A big thanks to all those who recently mentored me in CW: KK5NA (Joe), AC9EZ (Jim), K9LA (Carl), W0HY (Jeff), AJ6ET (Ed), and K7ULM (Dick). I was the last one from my CWA class to become a member of CWops, but everyone from the class stuck with me and cheered me on until they all agreed to nominate and sponsor me.
My interest in ham radio began shortly after my family moved to Pennsylvania in 1960 when I was 12 years old. A new acquaintance of mine from church received a crystal radio kit as a Christmas gift that could also be configured as a low power broadcast band transmitter.
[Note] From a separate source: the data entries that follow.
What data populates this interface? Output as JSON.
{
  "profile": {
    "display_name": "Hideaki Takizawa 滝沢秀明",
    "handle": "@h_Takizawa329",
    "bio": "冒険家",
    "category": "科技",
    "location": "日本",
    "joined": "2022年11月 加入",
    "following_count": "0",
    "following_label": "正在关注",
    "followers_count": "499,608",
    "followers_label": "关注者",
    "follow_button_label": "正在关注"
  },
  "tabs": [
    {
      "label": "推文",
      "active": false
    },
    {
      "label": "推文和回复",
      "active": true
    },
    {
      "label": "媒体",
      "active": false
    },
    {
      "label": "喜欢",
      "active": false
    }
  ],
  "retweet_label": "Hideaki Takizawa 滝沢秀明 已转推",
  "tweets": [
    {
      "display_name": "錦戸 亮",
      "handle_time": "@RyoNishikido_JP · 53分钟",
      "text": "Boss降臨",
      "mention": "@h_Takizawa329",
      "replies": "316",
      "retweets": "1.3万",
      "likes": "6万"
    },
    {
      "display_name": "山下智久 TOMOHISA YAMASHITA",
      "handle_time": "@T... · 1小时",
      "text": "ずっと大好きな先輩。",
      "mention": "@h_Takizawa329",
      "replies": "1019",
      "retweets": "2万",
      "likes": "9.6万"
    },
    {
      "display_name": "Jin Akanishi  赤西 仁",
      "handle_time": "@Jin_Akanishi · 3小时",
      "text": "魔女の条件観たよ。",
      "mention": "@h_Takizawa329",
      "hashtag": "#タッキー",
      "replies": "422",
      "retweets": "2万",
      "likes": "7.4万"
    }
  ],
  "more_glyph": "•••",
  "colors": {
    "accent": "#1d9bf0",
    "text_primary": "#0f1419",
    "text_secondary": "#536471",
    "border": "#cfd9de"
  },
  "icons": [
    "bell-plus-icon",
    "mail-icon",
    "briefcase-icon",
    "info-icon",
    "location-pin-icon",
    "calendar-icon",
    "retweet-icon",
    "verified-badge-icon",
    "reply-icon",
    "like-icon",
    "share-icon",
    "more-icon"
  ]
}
I pestered my parents until they finally bought one for me. One thing led to another, and I was finally licensed as KN3YXE in 1963, and K3YXE in 1964. By the time I was 25, I had moved several times and held several calls, including W9JXO and W0PNM.
Although I was trained in college in chemistry and held jobs related to chemistry for a few years after college, my interest quickly transitioned to computers and software engineering. When I turned 40, I was able to start a subsidiary of a Minneapolis based software company in China. We hit the market in China right, and the subsidiary grew quickly to close to 150 employees throughout East Asia. Eventually, I turned the subsidiary over to others (including my brother), and started a residential youth camp in Inner Mongolia close to China’s border with Russia in the far north east of China. Although my wife and I moved back to the United States after nearly 25 years in China, I am still involved as an advisor to camp leaders in China. When we got back to the United States, I took the test for the Extra class license and received the vanity call K0HD.
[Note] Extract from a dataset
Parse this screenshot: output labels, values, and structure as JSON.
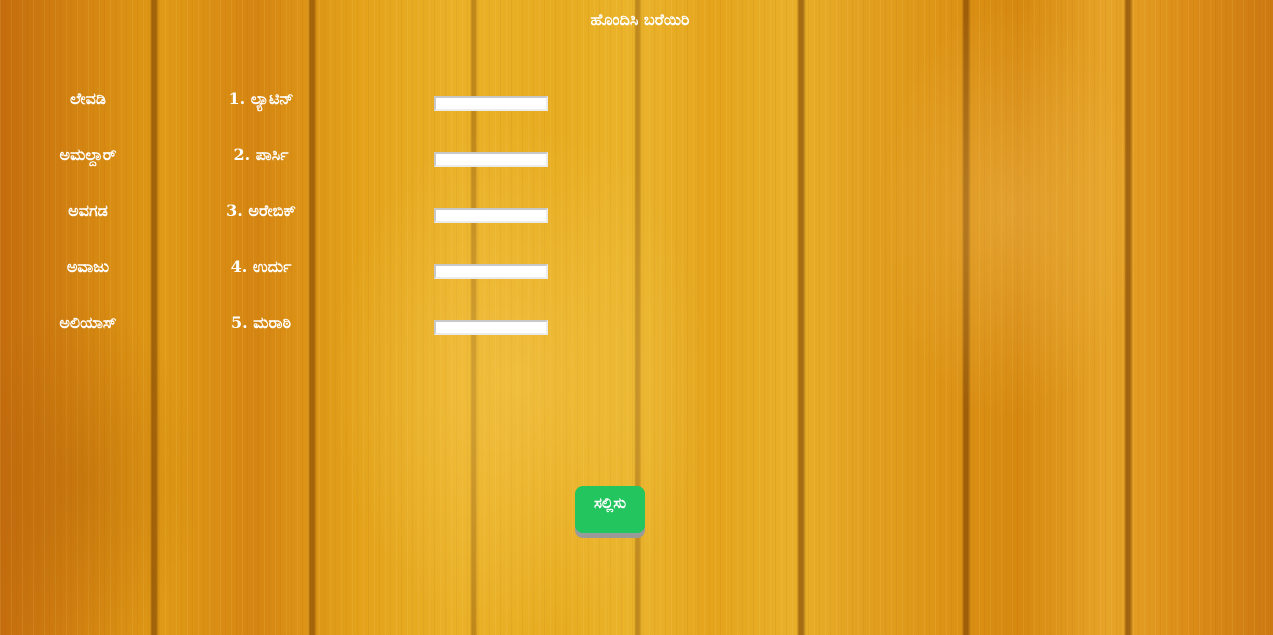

I always felt that if I were to hold an Extra class license, I should be able to send and receive code at least at 20wpm, but I just couldn’t seem to break the 18 wpm barrier. Then I discovered the CWops web page, and used the tools there to increase my speed to around 20 wpm. But it wasn’t until I took the CWA class with Joe Spencer, KK5NA, that I was finally improve my sending and receiving speed above 25 wpm. I’m still working hard, trying to increase my sending and receiving skills above 30 wpm, practicing nearly every day for over an hour.
I enjoy rag-chews, contests, and chasing DX. Making CW QSO’s is a bigger challenge and gives me more of a sense of accomplishment than making SSB and FT8 QSO’s (though I still enjoy all modes and aspects of ham radio). So, I spend most of my time on CW – which is a lot of time, now that I’m semi-retired. I hope to meet many of you on the air in the coming years. The rest of my story with photos is on my QRZ web page.This biography is what appeared in Solid Copy when the member joined CWops.